  • Headdesk: "When a character expresses their overwhelming frustration by banging their head (often repeatedly) against something nearby." Oftentimes a desk or a wall.[17] Where as the "headdesk" gesture is often done successive times to emphasize the motion, the facepalm gesture is often a singular act.
  • Face Fault: When shocked or surprised, often by an absurdity or non sequitur, the listener may fall over onto his face, his limbs in a twisted mass above him. In its typical form, the character in question has just heard someone else say something so incredibly stupid that it, quite literally, floors them.[18]
  • Headslapper: "A mistake of obvious stupidity", a facepalm can be seen as a pun on this noun when taken in the sarcastic sense.

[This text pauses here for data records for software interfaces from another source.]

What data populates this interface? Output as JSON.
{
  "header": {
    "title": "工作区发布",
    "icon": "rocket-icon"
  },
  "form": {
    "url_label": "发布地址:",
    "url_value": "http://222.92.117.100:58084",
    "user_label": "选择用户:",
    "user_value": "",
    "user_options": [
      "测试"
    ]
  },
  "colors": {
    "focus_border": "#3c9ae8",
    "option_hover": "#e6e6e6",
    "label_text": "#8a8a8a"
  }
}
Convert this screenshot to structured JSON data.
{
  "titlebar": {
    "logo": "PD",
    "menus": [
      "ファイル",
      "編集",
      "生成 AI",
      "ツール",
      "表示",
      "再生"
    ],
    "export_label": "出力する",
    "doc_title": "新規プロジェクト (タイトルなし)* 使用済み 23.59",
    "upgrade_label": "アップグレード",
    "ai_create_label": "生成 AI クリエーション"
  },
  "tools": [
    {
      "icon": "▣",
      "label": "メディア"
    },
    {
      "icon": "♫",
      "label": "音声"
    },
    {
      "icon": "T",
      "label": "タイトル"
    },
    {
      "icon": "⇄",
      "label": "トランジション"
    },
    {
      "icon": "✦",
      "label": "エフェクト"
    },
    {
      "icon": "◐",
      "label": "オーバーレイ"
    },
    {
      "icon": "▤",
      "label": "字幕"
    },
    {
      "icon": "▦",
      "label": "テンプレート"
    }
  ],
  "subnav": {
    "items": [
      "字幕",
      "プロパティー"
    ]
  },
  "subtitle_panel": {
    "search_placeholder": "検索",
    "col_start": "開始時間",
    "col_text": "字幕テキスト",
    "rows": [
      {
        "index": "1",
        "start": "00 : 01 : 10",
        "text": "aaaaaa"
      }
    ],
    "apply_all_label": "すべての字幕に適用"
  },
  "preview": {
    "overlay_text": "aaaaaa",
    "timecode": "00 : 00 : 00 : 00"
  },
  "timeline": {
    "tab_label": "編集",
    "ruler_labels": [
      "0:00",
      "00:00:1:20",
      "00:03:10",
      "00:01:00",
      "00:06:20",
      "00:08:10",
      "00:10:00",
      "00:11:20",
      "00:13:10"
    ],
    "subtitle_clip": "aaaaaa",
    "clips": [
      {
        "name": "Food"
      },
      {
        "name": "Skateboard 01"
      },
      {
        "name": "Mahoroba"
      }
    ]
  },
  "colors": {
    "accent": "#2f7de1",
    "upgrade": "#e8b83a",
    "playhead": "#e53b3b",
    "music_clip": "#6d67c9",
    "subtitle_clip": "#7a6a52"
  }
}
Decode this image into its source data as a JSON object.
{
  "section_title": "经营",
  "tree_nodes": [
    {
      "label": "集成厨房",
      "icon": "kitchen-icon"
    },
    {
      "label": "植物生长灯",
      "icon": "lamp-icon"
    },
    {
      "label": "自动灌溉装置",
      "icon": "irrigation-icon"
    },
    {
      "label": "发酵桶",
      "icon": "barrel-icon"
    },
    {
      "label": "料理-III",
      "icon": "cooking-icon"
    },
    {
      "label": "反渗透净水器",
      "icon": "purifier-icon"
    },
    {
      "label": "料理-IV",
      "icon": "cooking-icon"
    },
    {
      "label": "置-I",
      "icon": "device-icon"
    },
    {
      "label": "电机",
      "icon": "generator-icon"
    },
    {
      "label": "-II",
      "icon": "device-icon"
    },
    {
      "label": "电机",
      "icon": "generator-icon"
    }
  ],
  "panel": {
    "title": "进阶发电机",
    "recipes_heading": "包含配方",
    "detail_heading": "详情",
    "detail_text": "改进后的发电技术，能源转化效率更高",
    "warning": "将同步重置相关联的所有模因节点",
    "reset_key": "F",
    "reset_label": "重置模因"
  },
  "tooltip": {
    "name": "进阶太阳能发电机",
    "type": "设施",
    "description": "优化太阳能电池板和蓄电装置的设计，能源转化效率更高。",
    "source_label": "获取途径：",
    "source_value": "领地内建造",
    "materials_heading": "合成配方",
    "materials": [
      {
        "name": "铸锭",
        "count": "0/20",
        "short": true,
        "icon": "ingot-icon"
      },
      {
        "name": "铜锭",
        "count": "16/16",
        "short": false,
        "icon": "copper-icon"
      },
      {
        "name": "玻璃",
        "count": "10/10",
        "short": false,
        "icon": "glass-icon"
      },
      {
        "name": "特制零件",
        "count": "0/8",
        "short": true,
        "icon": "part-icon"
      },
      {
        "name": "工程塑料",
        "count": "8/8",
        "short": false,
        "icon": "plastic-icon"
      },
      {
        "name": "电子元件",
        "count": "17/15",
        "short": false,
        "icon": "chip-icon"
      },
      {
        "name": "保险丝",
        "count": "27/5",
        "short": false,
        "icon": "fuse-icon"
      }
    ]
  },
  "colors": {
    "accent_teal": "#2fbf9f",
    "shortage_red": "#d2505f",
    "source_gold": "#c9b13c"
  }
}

See also[edit]

References[edit]

  1. ^ Twenty-first-century Perspectives on Nineteenth-century Art: Essays in Honor of Gabriel P. Weisberg p246 Associated University Presse, 2008
  2. ^ a b Maxwell, Kerry (4 Jul 2011). "facepalm". BuzzWord. Macmillan Publishers. Retrieved 22 Nov 2011. 
  3. ^ a b c Taylor, Kimberly Hayes (9 Aug 2011). "Stressed brokers can't keep their hands off their faces. Why?". The Body Odd. MSNBC. Retrieved 22 Nov 2011. 
  4. ^ http://wordspy.com/words/facepalm.asp
  5. ^ Kamer, Foster (5 Aug 2011). "Wall Street’s Facepalm Friday: World’s Front Pages Inevitably Feature Finance’s Great Faces of Agony". The New York Observer. Retrieved 22 Nov 2011. 
  6. ^ Vaux, Rob (30 Jun 2011). "Biggest Transformers Face Palm Moments". Mania. Retrieved 22 Nov 2011. 
  7. ^ Paczkowski, John (21 Nov 2011). "Double FacePalm: HP Blew Billions on webOS". All Things Digital. Retrieved 22 Nov 2011. 
  8. ^ Rawlinson, Linnie (28 Apr 2010). "'Bigotgate' goes viral as UK PM says *facepalm*". UK Election Blog. CNN. Retrieved 22 Nov 2011. 
  9. ^ Evans, Jon (30 Jul 2011). "Technology + Politics = Facepalm". TechCrunch. Retrieved 22 Nov 2011. 
  10. ^ Malik, Shiv (23 Nov 2011). "Lexicographers cram 'squeezed middle' into word of the year slot". The Guardian. Retrieved 28 Nov 2011. 
  11. ^ “Facepalm.”OxfordEnglishDictionary,n.d.http://www.oxforddictionaries.com/us/ definition/american_english/facepalm.
  12. ^ Laidre, M. E. (2011). "Meaningful Gesture in Monkeys? Investigating whether Mandrills Create Social Culture". In Brosnan, Sarah Frances. PLoS ONE 6 (2): e14610. doi:10.1371/journal.pone.0014610. PMC 3032724. PMID 21311591.  edit
  13. ^ Tom Chatfield (28 March 2013). Netymology: From Apps to Zombies: A Linguistic Celebration of the Digital World. Quercus Publishing. p. 58. ISBN 978-1-78087-994-9. Retrieved 1 September 2013. 
  14. ^ “Know Your Meme: Rage Comics.” Accessed January 17, 2014. http://www.viddler.com/embed/183d0c96/?f=1&autoplay=0&player=simple&loop=false&nologo=false&hd=true.
  15. ^ Rosenberg, Adam. "South Park: The Stick of Truth Censorship Features Epochal Facepalm". Digital Trends. Retrieved 19 March 2014. 
  16. ^ “Main/Face Palm - Television Tropes & Idioms.” Accessed January 27, 2014. http://tvtropes.org/pmwiki/pmwiki.php/Main/FacePalm.
  17. ^ “Main/Headdesk - Television Tropes & Idioms.” Accessed January 27, 2014. http://tvtropes.org/pmwiki/pmwiki.php/Main/Headdesk.
  18. ^ “Main/Face Fault - Television Tropes & Idioms.” Accessed January 27, 2014. http://tvtropes.org/pmwiki/pmwiki.php/Main/FaceFault.